Without a doubt, the Swaledale village of Keld is one of the most tranquil in the whole of the Dales.
Standing at the summit of a deep valley, it used to be considered one of the most secluded villages in the county, but has become popular with walkers in recent decades as it sits where the Pennine Way and Alfred Wainwright’s Coast to Coast intersect.
The Pennine Way is one of the most challenging hiking routes in England, running for 267 miles from the Peak District to the border of Scotland, while Coast to Coast runs from St Bees in Cumbria to Robin Hood’s Bay on the North Sea.
Despite its rural location, Keld was once an important place for lead mining and its population rose as high as 6,000 people during the middle of the 19th century. Today, though, it is likely to be less than 100.
Accommodation In and Around Keld
As well as the aforementioned hiking routes, walkers love the village because the hills and valleys around it are home to not one but four waterfalls.

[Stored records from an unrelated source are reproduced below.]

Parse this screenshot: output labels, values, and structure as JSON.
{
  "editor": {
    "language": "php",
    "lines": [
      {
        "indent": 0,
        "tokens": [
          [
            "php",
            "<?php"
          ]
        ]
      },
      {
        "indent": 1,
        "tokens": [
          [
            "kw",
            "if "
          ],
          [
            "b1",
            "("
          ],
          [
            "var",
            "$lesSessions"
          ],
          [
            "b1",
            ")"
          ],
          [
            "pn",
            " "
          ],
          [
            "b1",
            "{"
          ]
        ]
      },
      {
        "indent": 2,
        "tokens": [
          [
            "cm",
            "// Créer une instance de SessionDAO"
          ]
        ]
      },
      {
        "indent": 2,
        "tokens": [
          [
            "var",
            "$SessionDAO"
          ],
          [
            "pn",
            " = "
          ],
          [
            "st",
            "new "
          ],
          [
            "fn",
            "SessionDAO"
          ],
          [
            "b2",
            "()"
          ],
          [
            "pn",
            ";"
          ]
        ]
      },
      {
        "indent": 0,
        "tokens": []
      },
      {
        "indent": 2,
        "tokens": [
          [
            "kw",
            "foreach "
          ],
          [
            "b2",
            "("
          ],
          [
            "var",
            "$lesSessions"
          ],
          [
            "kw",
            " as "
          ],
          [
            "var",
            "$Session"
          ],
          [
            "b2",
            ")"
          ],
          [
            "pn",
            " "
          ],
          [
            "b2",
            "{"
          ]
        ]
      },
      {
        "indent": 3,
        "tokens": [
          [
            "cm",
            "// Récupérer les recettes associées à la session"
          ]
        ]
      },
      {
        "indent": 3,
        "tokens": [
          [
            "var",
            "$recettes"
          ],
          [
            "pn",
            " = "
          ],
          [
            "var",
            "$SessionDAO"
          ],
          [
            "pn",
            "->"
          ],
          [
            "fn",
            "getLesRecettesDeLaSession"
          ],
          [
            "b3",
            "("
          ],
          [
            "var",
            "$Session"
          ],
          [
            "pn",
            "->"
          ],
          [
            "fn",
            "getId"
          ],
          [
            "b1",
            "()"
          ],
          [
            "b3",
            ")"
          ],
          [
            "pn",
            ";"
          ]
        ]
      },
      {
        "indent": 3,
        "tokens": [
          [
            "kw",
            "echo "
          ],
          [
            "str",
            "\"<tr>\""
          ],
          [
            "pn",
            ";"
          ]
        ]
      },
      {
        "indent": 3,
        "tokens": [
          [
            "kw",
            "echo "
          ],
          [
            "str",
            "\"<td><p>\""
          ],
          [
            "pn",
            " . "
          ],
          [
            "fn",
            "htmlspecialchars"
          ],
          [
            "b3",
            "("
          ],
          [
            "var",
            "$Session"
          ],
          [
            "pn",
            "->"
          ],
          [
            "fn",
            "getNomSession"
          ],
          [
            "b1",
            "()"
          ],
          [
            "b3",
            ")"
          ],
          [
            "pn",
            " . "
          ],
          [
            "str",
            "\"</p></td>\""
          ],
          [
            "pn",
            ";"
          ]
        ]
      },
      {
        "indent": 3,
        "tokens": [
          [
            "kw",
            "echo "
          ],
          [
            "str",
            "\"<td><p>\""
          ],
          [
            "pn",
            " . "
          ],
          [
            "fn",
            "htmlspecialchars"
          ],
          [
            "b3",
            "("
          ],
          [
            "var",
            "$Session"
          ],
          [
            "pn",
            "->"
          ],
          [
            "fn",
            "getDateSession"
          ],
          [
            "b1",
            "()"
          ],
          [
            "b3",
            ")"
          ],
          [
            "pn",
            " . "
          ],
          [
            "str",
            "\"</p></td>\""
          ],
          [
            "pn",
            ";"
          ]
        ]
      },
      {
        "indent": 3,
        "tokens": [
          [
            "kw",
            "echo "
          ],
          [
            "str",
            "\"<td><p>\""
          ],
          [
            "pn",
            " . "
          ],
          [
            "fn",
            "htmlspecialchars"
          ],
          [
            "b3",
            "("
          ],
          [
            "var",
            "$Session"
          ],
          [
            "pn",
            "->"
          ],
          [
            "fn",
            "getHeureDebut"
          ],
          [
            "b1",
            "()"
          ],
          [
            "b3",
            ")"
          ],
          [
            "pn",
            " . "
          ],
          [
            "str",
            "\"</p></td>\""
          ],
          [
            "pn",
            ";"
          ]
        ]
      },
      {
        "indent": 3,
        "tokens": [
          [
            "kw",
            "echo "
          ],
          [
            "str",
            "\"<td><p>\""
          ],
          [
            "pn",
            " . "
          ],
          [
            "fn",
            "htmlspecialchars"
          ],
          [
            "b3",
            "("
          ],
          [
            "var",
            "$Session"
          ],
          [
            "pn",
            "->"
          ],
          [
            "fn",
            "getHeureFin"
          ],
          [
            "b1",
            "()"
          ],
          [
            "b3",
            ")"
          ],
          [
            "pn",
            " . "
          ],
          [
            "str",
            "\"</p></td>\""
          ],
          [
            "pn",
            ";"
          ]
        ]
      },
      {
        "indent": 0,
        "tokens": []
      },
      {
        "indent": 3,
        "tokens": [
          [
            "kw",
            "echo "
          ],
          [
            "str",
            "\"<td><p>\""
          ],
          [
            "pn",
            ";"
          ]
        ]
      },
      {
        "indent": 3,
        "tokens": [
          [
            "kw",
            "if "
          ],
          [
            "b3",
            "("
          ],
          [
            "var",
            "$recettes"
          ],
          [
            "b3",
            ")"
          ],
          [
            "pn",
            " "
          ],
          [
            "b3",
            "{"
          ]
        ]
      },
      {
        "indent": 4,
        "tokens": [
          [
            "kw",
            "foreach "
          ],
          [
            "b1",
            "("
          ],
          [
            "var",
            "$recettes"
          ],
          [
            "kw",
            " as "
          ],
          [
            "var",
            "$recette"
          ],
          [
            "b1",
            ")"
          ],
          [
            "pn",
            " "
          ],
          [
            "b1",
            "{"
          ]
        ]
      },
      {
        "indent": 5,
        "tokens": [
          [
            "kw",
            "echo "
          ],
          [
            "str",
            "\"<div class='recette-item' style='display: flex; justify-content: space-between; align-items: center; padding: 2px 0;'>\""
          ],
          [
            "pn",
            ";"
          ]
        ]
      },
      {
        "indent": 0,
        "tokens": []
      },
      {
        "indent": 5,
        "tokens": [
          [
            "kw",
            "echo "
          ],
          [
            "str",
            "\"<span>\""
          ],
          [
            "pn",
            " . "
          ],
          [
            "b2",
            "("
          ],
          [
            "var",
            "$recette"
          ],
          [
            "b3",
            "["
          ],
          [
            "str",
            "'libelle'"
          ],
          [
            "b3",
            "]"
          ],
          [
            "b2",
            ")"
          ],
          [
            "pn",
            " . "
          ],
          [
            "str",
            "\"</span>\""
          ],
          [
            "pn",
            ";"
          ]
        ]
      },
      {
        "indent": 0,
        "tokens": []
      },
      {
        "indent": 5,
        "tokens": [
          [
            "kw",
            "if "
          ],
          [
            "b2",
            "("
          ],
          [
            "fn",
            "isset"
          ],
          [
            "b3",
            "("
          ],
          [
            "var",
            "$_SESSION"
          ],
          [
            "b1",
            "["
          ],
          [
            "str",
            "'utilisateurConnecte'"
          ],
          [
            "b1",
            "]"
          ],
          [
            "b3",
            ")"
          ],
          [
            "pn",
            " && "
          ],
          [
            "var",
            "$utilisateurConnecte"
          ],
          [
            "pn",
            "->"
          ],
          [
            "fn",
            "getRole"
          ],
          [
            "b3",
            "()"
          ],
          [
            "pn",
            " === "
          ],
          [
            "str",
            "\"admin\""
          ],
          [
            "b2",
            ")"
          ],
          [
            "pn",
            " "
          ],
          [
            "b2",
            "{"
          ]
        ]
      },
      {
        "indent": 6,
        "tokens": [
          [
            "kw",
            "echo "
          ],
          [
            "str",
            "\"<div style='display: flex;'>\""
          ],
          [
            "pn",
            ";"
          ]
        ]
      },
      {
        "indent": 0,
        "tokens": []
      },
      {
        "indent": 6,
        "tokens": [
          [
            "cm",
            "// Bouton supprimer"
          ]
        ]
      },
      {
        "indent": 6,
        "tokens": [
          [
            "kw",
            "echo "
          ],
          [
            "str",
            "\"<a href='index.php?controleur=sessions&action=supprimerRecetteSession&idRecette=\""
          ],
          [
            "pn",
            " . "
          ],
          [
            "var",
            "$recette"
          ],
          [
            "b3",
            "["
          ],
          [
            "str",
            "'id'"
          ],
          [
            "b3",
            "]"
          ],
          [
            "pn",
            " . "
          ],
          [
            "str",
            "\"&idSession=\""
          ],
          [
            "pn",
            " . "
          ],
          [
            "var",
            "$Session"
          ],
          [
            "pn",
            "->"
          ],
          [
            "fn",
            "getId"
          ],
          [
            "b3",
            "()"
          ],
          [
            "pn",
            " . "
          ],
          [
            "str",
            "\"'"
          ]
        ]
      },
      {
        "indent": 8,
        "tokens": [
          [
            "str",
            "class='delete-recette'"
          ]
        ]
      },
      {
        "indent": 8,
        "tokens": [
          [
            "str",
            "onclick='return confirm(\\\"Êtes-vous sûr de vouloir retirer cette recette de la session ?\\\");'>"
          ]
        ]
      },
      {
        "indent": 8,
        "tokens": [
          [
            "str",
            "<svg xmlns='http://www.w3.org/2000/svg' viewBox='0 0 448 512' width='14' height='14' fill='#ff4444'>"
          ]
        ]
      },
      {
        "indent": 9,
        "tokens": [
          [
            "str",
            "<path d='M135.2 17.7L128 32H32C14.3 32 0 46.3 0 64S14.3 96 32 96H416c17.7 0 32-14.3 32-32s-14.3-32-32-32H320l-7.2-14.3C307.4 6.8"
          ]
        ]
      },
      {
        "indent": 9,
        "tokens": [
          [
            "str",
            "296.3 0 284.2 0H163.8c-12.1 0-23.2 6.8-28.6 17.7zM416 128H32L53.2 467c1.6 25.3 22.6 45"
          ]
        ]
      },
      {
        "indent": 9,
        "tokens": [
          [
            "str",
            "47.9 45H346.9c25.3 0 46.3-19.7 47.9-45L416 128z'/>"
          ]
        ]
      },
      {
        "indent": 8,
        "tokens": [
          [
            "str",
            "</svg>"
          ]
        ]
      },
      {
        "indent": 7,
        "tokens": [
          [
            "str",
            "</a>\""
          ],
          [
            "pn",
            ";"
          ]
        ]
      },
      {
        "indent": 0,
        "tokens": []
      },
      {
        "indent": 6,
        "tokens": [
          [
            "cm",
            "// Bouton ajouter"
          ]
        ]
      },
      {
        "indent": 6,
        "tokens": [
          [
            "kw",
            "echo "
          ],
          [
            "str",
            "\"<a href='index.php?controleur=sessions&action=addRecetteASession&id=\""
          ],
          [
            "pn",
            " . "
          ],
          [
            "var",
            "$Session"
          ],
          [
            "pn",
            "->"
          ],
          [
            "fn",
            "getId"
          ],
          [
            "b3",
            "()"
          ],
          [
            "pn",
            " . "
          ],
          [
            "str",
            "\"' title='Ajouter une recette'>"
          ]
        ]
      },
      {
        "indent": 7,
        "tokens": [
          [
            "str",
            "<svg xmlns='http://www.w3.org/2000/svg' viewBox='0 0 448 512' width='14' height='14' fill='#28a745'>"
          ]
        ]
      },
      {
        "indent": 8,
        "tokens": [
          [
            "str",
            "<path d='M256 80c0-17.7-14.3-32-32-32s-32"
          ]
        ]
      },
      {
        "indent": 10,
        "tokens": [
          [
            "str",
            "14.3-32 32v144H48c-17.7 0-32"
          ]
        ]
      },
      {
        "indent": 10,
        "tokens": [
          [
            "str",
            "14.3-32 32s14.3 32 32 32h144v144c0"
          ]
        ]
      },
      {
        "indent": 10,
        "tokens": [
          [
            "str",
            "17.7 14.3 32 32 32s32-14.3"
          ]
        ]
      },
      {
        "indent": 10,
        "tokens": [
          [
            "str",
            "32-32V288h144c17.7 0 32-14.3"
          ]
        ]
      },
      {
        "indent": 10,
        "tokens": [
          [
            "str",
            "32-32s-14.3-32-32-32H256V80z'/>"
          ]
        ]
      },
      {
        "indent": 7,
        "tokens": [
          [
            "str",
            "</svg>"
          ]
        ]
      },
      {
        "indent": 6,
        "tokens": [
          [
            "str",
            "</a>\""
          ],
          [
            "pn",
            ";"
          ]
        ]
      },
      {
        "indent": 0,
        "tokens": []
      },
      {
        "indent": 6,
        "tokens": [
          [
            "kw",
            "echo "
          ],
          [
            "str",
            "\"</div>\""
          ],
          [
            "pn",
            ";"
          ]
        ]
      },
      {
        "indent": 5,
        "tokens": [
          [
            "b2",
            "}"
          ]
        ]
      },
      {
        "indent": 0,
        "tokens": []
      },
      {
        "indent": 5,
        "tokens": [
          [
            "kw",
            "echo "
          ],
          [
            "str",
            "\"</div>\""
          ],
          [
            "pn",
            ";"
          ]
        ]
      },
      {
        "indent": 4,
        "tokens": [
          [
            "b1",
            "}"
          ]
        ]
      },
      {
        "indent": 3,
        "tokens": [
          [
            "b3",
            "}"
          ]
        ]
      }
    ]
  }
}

Kisdon Force to the south drops 10 metres and is surrounded by Kisdon Force Woods, which has been designated as a Site of Special Scientific Interest due to its abundance of wildlife and foliage.
East Gill Force in the east is less dramatic but is no less inspiring, while Wain Wath Force and Catrake Force upstream are popular spots for white water rafters.
If you wonder why some of the buildings in Keld appear to be built from lighter stone than other Dales villages it isn’t because they are newer but rather because they have been lovingly restored by the Keld Resource Centre in recent years.
The centre, which is linked to the village’s United Reform Church, works tirelessly to promote Keld and has even operated the Countryside and Heritage facility in the village since 2011. It tells the history of the village and its people and features some artefacts that were donated by the Swaledale Museum.
Keld has a bed and breakfast, a new hotel and a large campsite, but it does not have a shop so make sure you take plenty of supplies